by Spencer Erman, MD
I would like to begin my Blog contribution with a little background. I first heard about the Israel Ride a few years ago from a friend in West Hartford, CT who is a member of our Shul. He mentioned that he was in training for a bike ride from Jerusalem to Eilat. I thought he was meshuga, and didn’t give it a second thought (Neil Kochen-his wife Sharon was on the 2011 ride). Fast forward a few years, and another friend, an alumni of many rides (Bruce Stanger), also from our Shul, started talking to my wife Nancy into going on the ride. She has an adventurous spirit, and gave it serious thought. In the Summer of 2010, she bought a bike and began riding. I was still not convinced, and they did not try to talk me into doing the ride. On my first trip to Israel, in 1969, I spent 12 hours on an Egged bus going from Jerusalem to Eilat. I could not even imagine the craziness it would take to ride a bicycle over 250 miles through that desert. I grew up in Tucson, AZ, and know all about riding through the desert-or so I thought.

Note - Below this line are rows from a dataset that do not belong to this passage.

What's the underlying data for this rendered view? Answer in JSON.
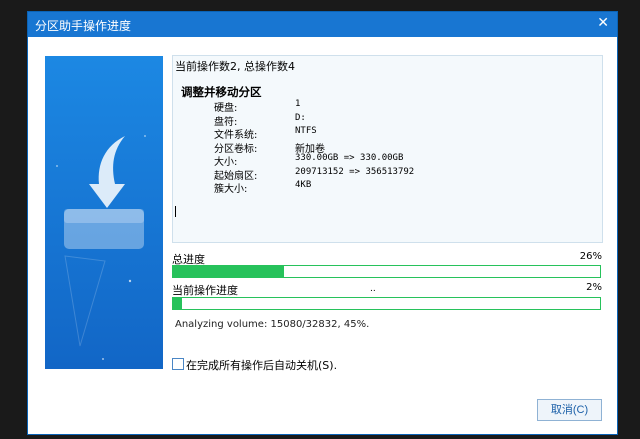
{
  "window": {
    "title": "分区助手操作进度",
    "close_glyph": "✕"
  },
  "info": {
    "op_count": "当前操作数2, 总操作数4",
    "operation_title": "调整并移动分区",
    "rows": [
      {
        "label": "硬盘:",
        "value": "1"
      },
      {
        "label": "盘符:",
        "value": "D:"
      },
      {
        "label": "文件系统:",
        "value": "NTFS"
      },
      {
        "label": "分区卷标:",
        "value": "新加卷"
      },
      {
        "label": "大小:",
        "value": "330.00GB => 330.00GB"
      },
      {
        "label": "起始扇区:",
        "value": "209713152 => 356513792"
      },
      {
        "label": "簇大小:",
        "value": "4KB"
      }
    ]
  },
  "progress": {
    "total_label": "总进度",
    "total_percent": "26%",
    "total_value": 0.26,
    "current_label": "当前操作进度",
    "current_dots": "..",
    "current_percent": "2%",
    "current_value": 0.02,
    "status_text": "Analyzing volume: 15080/32832, 45%."
  },
  "footer": {
    "shutdown_label": "在完成所有操作后自动关机(S).",
    "shutdown_checked": false,
    "cancel_label": "取消(C)"
  },
  "icons": {
    "panel_illustration": "drive-download-icon"
  },
  "colors": {
    "title_bar": "#1876d2",
    "progress": "#27c25b",
    "panel": "#1670d4"
  }
}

Nancy signed up for the ride, and was planning on going alone in 2011. In the Spring of 2011, I bought a hybrid bike and began riding, just to keep her company. It was the first time I had ridden a bike since I had learned to drive (a long time ago). We rode together, and then when I got in shape and was enjoying myself, I started riding both with her and on my own. When I saw how I could ride 25-30 miles in 2.5 hrs without adverse affects, I began thinking about joining her.

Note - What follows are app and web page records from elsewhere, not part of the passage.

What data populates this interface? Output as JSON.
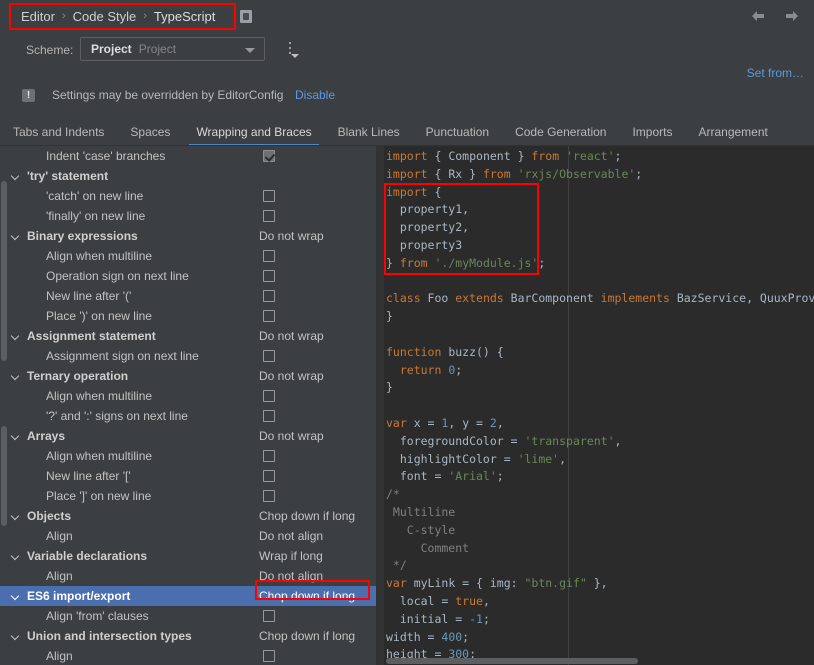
{
  "window": {
    "breadcrumb": [
      "Editor",
      "Code Style",
      "TypeScript"
    ],
    "separator": "›",
    "nav_back": "back-arrow",
    "nav_forward": "forward-arrow"
  },
  "scheme": {
    "label": "Scheme:",
    "value": "Project",
    "sub_value": "Project",
    "options_icon": "kebab-menu-icon"
  },
  "links": {
    "set_from": "Set from…"
  },
  "editorconfig": {
    "icon": "!",
    "message": "Settings may be overridden by EditorConfig",
    "disable_label": "Disable"
  },
  "tabs": [
    {
      "label": "Tabs and Indents",
      "active": false
    },
    {
      "label": "Spaces",
      "active": false
    },
    {
      "label": "Wrapping and Braces",
      "active": true
    },
    {
      "label": "Blank Lines",
      "active": false
    },
    {
      "label": "Punctuation",
      "active": false
    },
    {
      "label": "Code Generation",
      "active": false
    },
    {
      "label": "Imports",
      "active": false
    },
    {
      "label": "Arrangement",
      "active": false
    }
  ],
  "tree": {
    "rows": [
      {
        "label": "Indent 'case' branches",
        "type": "child",
        "control": "checkbox",
        "checked": true,
        "selected": false
      },
      {
        "label": "'try' statement",
        "type": "group",
        "control": "none",
        "checked": false,
        "selected": false
      },
      {
        "label": "'catch' on new line",
        "type": "child",
        "control": "checkbox",
        "checked": false,
        "selected": false
      },
      {
        "label": "'finally' on new line",
        "type": "child",
        "control": "checkbox",
        "checked": false,
        "selected": false
      },
      {
        "label": "Binary expressions",
        "type": "group",
        "control": "value",
        "value": "Do not wrap",
        "selected": false
      },
      {
        "label": "Align when multiline",
        "type": "child",
        "control": "checkbox",
        "checked": false,
        "selected": false
      },
      {
        "label": "Operation sign on next line",
        "type": "child",
        "control": "checkbox",
        "checked": false,
        "selected": false
      },
      {
        "label": "New line after '('",
        "type": "child",
        "control": "checkbox",
        "checked": false,
        "selected": false
      },
      {
        "label": "Place ')' on new line",
        "type": "child",
        "control": "checkbox",
        "checked": false,
        "selected": false
      },
      {
        "label": "Assignment statement",
        "type": "group",
        "control": "value",
        "value": "Do not wrap",
        "selected": false
      },
      {
        "label": "Assignment sign on next line",
        "type": "child",
        "control": "checkbox",
        "checked": false,
        "selected": false
      },
      {
        "label": "Ternary operation",
        "type": "group",
        "control": "value",
        "value": "Do not wrap",
        "selected": false
      },
      {
        "label": "Align when multiline",
        "type": "child",
        "control": "checkbox",
        "checked": false,
        "selected": false
      },
      {
        "label": "'?' and ':' signs on next line",
        "type": "child",
        "control": "checkbox",
        "checked": false,
        "selected": false
      },
      {
        "label": "Arrays",
        "type": "group",
        "control": "value",
        "value": "Do not wrap",
        "selected": false
      },
      {
        "label": "Align when multiline",
        "type": "child",
        "control": "checkbox",
        "checked": false,
        "selected": false
      },
      {
        "label": "New line after '['",
        "type": "child",
        "control": "checkbox",
        "checked": false,
        "selected": false
      },
      {
        "label": "Place ']' on new line",
        "type": "child",
        "control": "checkbox",
        "checked": false,
        "selected": false
      },
      {
        "label": "Objects",
        "type": "group",
        "control": "value",
        "value": "Chop down if long",
        "selected": false
      },
      {
        "label": "Align",
        "type": "child",
        "control": "value",
        "value": "Do not align",
        "selected": false
      },
      {
        "label": "Variable declarations",
        "type": "group",
        "control": "value",
        "value": "Wrap if long",
        "selected": false
      },
      {
        "label": "Align",
        "type": "child",
        "control": "value",
        "value": "Do not align",
        "selected": false
      },
      {
        "label": "ES6 import/export",
        "type": "group",
        "control": "value",
        "value": "Chop down if long",
        "selected": true
      },
      {
        "label": "Align 'from' clauses",
        "type": "child",
        "control": "checkbox",
        "checked": false,
        "selected": false
      },
      {
        "label": "Union and intersection types",
        "type": "group",
        "control": "value",
        "value": "Chop down if long",
        "selected": false
      },
      {
        "label": "Align",
        "type": "child",
        "control": "checkbox",
        "checked": false,
        "selected": false
      }
    ]
  },
  "preview": {
    "language": "TypeScript",
    "lines": [
      [
        {
          "t": "import",
          "c": "kw"
        },
        {
          "t": " ",
          "c": "dot"
        },
        {
          "t": "{ Component } ",
          "c": "id"
        },
        {
          "t": "from",
          "c": "kw"
        },
        {
          "t": " ",
          "c": "dot"
        },
        {
          "t": "'react'",
          "c": "str"
        },
        {
          "t": ";",
          "c": "id"
        }
      ],
      [
        {
          "t": "import",
          "c": "kw"
        },
        {
          "t": " ",
          "c": "dot"
        },
        {
          "t": "{ Rx } ",
          "c": "id"
        },
        {
          "t": "from",
          "c": "kw"
        },
        {
          "t": " ",
          "c": "dot"
        },
        {
          "t": "'rxjs/Observable'",
          "c": "str"
        },
        {
          "t": ";",
          "c": "id"
        }
      ],
      [
        {
          "t": "import",
          "c": "kw"
        },
        {
          "t": " {",
          "c": "id"
        }
      ],
      [
        {
          "t": "  property1,",
          "c": "id"
        }
      ],
      [
        {
          "t": "  property2,",
          "c": "id"
        }
      ],
      [
        {
          "t": "  property3",
          "c": "id"
        }
      ],
      [
        {
          "t": "} ",
          "c": "id"
        },
        {
          "t": "from",
          "c": "kw"
        },
        {
          "t": " ",
          "c": "dot"
        },
        {
          "t": "'./myModule.js'",
          "c": "str"
        },
        {
          "t": ";",
          "c": "id"
        }
      ],
      [],
      [
        {
          "t": "class",
          "c": "kw"
        },
        {
          "t": " Foo ",
          "c": "id"
        },
        {
          "t": "extends",
          "c": "kw"
        },
        {
          "t": " BarComponent ",
          "c": "id"
        },
        {
          "t": "implements",
          "c": "kw"
        },
        {
          "t": " BazService, QuuxProvider {",
          "c": "id"
        }
      ],
      [
        {
          "t": "}",
          "c": "id"
        }
      ],
      [],
      [
        {
          "t": "function",
          "c": "kw"
        },
        {
          "t": " buzz() {",
          "c": "id"
        }
      ],
      [
        {
          "t": "  ",
          "c": "dot"
        },
        {
          "t": "return",
          "c": "kw"
        },
        {
          "t": " ",
          "c": "dot"
        },
        {
          "t": "0",
          "c": "num"
        },
        {
          "t": ";",
          "c": "id"
        }
      ],
      [
        {
          "t": "}",
          "c": "id"
        }
      ],
      [],
      [
        {
          "t": "var",
          "c": "kw"
        },
        {
          "t": " x = ",
          "c": "id"
        },
        {
          "t": "1",
          "c": "num"
        },
        {
          "t": ", y = ",
          "c": "id"
        },
        {
          "t": "2",
          "c": "num"
        },
        {
          "t": ",",
          "c": "id"
        }
      ],
      [
        {
          "t": "  foregroundColor = ",
          "c": "id"
        },
        {
          "t": "'transparent'",
          "c": "str"
        },
        {
          "t": ",",
          "c": "id"
        }
      ],
      [
        {
          "t": "  highlightColor = ",
          "c": "id"
        },
        {
          "t": "'lime'",
          "c": "str"
        },
        {
          "t": ",",
          "c": "id"
        }
      ],
      [
        {
          "t": "  font = ",
          "c": "id"
        },
        {
          "t": "'Arial'",
          "c": "str"
        },
        {
          "t": ";",
          "c": "id"
        }
      ],
      [
        {
          "t": "/*",
          "c": "cmt"
        }
      ],
      [
        {
          "t": " Multiline",
          "c": "cmt"
        }
      ],
      [
        {
          "t": "   C-style",
          "c": "cmt"
        }
      ],
      [
        {
          "t": "     Comment",
          "c": "cmt"
        }
      ],
      [
        {
          "t": " */",
          "c": "cmt"
        }
      ],
      [
        {
          "t": "var",
          "c": "kw"
        },
        {
          "t": " myLink = { img: ",
          "c": "id"
        },
        {
          "t": "\"btn.gif\"",
          "c": "str"
        },
        {
          "t": " },",
          "c": "id"
        }
      ],
      [
        {
          "t": "  local = ",
          "c": "id"
        },
        {
          "t": "true",
          "c": "kw"
        },
        {
          "t": ",",
          "c": "id"
        }
      ],
      [
        {
          "t": "  initial = ",
          "c": "id"
        },
        {
          "t": "-1",
          "c": "num"
        },
        {
          "t": ";",
          "c": "id"
        }
      ],
      [
        {
          "t": "width = ",
          "c": "id"
        },
        {
          "t": "400",
          "c": "num"
        },
        {
          "t": ";",
          "c": "id"
        }
      ],
      [
        {
          "t": "height = ",
          "c": "id"
        },
        {
          "t": "300",
          "c": "num"
        },
        {
          "t": ";",
          "c": "id"
        }
      ]
    ]
  },
  "colors": {
    "background": "#3c3f41",
    "code_background": "#2b2b2b",
    "selection": "#4b6eaf",
    "accent_link": "#5a9ae0",
    "tab_underline": "#4a88c7",
    "highlight_box": "#ff0000",
    "keyword": "#cc7832",
    "string": "#6a8759",
    "number": "#6897bb",
    "identifier": "#a9b7c6",
    "comment": "#808080"
  }
}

In late June 2011 (just after the prices went up), I had convinced myself that I could get in shape for the ride. The idea of riding 40-50 miles a day was not overwhelming. I asked her permission to join her, as I did not want to encroach on her adventure. As expected, she was thrilled to have me join her, so I signed up and began training. We routinely rode 20-25 miles each day on the weekends, and tried to get in rides during the week. We both bought road bikes (Cannondales) and were thrilled with the increase in speed and the decrease in rolling resistance. We bought our plane tickets, started fund-raising, made arrangements for the pre- and post excursions, and were ready to go………..until….
Remember the Halloween Blizzard in New England in 2011? It occurred 5 days before we were supposed to leave. Our house had no electricity for the 5 days before we left. We had no heat, no washing machine, no lights, no cell phones, nothing. We had to pack by flashlight. Luckily, I had arranged to have our bikes packed by a local bike shop that has a generator, but they had no phones either. Luckily, I was able to pick p our packed bikes the day before we left. Our dog went to a kennel that had a generator and heat- she had heat, we didn’t. Our house was without electricity for a total 11 days.

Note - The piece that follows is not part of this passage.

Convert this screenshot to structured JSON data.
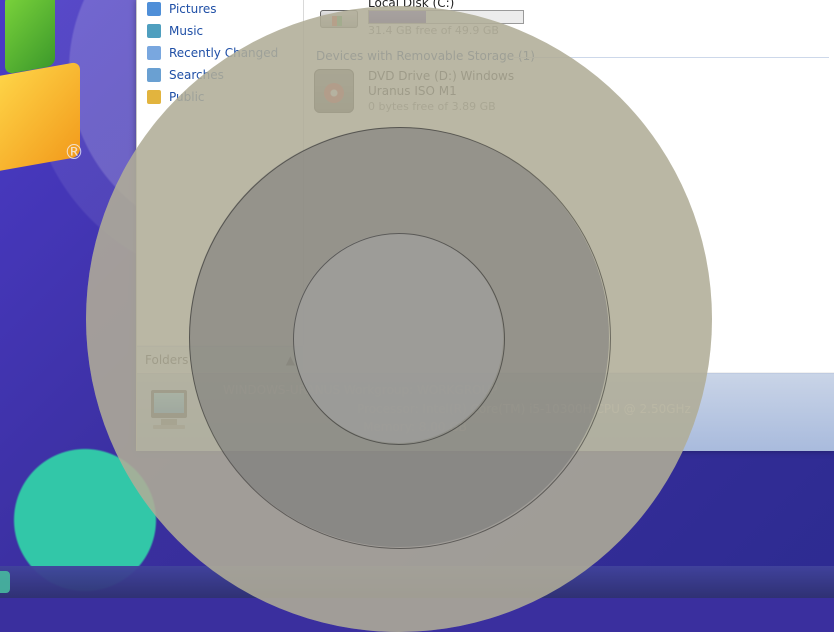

Through a lot of resilience, flexibility, and temper-control, we made it to Kennedy Airport to check in at El Al on time. From then on, everything was FANTASTIC. We arrived at Ben Gurion, we were met by someone from the Ride Staff took our bikes for transport to the launch hotel. Nancy and I spent Shabbat in Jerusalem, walked, toured, and soaked in the ambiance.
Speaking about the Ride Staff, they are the people who make this fantastic experience even more fantastic. Not only with the ride support, mechanical help, food, shelter, and water stops; but the Ride Staff make it clear why we should support the Arava Institute. Before meeting the staff, I really wasn’t too clear on what charities we were supporting. I knew it was at a Kibbutz in the Negev, but that was about it. One of the women I met was an alumna of the Arava Institute of Environmental Studies. On the first evening, we had a conversation about why she was doing this. She said something that I will never forget. It boiled down to, “ Politics are Politics, but people are people.” She was a Palestinian, from the West Bank. It took her 2 days to get to Jerusalem to join us, because of all of the checkpoints and border crossing hassles. She felt it was well worth it, because she is meeting and working with the people who will be the decision-makers. These young people, the students at AIES, are the future of the Middle East. By learning together, living together, and working together, THEY will be able to solve the problems. Politics boils down to individuals. The more we get to know one another, the easier it will be to find solutions.
I am now in training for the Israel Ride 2013. Due to work and other commitments, Nancy can’t join us this year. In my next posting, I will share my Ride experiences and tips for first-timers.